Epidemic escapee: Student flees flu in Mexico City
Laura Burns didn't realize how bad the swine flu epidemic was until her classes in Mexico City were canceled Friday, April 24. Even then, she thought it was just for one day.
"They canceled classes in all schools," recounts Burns, a former Hook intern who's doing graduate work in international relations at La Universidad Iberoamericana and who describes her adventure on her blog. "On Saturday, they announced they were canceled until May 6."
She began hearing more on the news about the swine flu outbreak in the city of 8.8 million, and the news was getting more dramatic.
"The mayor started talking about canceling public transportation and suspending all activity," she says. "I went out on Saturday night, and all the bars were closed. It was like a ghost town."
By Sunday, April 26, Burns decided to return home to Charlottesville. She already had a ticket to come back May 6 for her sister's medical school graduation, and she changed the ticket.
The airport scene Monday was calm, says Burns, with most people wearing masks. "I wore one the whole airplane ride because planes are infamous for being spreaders of disease," she says.

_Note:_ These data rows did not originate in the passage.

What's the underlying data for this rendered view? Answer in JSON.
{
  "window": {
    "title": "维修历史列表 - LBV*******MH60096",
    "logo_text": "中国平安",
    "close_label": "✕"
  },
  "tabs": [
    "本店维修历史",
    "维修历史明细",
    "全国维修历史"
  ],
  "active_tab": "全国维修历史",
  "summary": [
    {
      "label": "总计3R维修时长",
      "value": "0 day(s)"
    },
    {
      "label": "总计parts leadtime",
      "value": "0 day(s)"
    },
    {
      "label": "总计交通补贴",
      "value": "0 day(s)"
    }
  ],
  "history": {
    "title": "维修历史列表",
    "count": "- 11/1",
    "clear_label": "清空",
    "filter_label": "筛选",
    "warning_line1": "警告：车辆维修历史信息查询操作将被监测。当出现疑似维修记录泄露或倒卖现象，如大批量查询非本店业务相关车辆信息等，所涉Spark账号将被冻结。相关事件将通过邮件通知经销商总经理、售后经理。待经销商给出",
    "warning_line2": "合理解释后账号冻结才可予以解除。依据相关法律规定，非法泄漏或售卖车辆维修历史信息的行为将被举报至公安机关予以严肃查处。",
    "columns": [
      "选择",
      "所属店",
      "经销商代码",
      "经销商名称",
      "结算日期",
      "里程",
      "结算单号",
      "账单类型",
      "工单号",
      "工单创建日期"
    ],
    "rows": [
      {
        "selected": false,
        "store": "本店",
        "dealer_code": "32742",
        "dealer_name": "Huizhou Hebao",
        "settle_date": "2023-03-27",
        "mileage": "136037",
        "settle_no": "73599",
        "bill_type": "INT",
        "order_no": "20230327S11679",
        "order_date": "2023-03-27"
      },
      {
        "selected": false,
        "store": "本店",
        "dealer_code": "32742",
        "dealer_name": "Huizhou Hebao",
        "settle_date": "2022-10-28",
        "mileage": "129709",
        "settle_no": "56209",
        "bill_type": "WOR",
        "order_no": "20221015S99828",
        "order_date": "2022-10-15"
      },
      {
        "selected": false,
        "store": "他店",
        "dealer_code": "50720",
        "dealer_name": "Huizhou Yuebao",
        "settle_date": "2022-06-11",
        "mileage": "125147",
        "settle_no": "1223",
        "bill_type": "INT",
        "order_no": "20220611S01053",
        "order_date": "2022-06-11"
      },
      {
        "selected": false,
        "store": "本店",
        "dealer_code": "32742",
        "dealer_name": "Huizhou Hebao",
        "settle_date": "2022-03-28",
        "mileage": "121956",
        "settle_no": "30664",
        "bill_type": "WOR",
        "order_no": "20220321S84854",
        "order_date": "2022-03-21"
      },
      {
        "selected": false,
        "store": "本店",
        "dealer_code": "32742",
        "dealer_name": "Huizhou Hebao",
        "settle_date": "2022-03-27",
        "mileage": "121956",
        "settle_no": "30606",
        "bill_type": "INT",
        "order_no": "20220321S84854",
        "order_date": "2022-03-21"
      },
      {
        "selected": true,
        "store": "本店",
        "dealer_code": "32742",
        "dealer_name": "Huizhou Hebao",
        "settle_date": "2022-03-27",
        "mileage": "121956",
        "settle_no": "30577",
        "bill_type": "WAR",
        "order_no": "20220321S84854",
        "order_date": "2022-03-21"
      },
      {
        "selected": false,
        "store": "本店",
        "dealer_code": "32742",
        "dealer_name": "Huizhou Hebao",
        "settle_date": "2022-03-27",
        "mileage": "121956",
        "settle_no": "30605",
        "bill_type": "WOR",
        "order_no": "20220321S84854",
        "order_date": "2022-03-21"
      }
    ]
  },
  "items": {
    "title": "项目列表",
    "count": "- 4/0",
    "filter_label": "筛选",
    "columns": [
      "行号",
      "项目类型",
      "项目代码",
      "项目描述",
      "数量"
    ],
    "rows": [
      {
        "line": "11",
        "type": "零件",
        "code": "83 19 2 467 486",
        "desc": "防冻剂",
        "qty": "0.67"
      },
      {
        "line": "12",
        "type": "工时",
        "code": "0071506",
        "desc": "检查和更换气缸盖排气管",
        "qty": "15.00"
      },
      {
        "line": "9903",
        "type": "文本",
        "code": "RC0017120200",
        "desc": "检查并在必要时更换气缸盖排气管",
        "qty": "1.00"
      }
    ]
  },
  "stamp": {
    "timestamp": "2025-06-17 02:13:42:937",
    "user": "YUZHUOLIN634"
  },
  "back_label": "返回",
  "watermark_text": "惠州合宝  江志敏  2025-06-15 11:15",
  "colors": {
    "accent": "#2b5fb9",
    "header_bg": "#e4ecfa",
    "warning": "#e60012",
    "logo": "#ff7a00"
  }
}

At the airport in Mexico City, surveys were passed out that asked people if they were sick or had any symptoms of swine flu and suggested they not fly if they did, but Burns didn't observe anyone being prevented from flying.
There was one more trauma before Burns could leave Mexico.
"The earthquake was the day I was leaving," she says of the Acapulco-centered 5.6 tremor felt in Mexico City. "It was the apocalypse," she half jokes.
Also landing in Charlottesville from Mexico on Tuesday, April 24 was former Mexican president Vicente Fox, who was the keynote speaker at this year's Latin American Student Association conference at UVA's Darden School of Business. Fox took time away from his lecture on leadership in a globalized economy to address the swine flu outbreak.
"I think President [Felipe] Calderon is doing a great job making courageous decisions like closing all of the schools," Fox told the hundreds gathered at the Darden School.
Fox says based on preparations his administration made before his term was up in 2006, he believes the Mexican government should be able to mitigate the effects of the epidemic.
"In my administration, in 2005, we came out of meetings with American public health officials with a policy that's this thick," said Fox separating his hands by about a foot. "We bought millions of vaccines. The problem is you don't know which vaccines to use until you know what the virus is. Everyone needs to collaborate so we can identify the virus and distribute the vaccines as quickly as possible."
At press time, 152 deaths in Mexico City were suspected of being caused by swine flu.
–updated April 28 at 5:02pm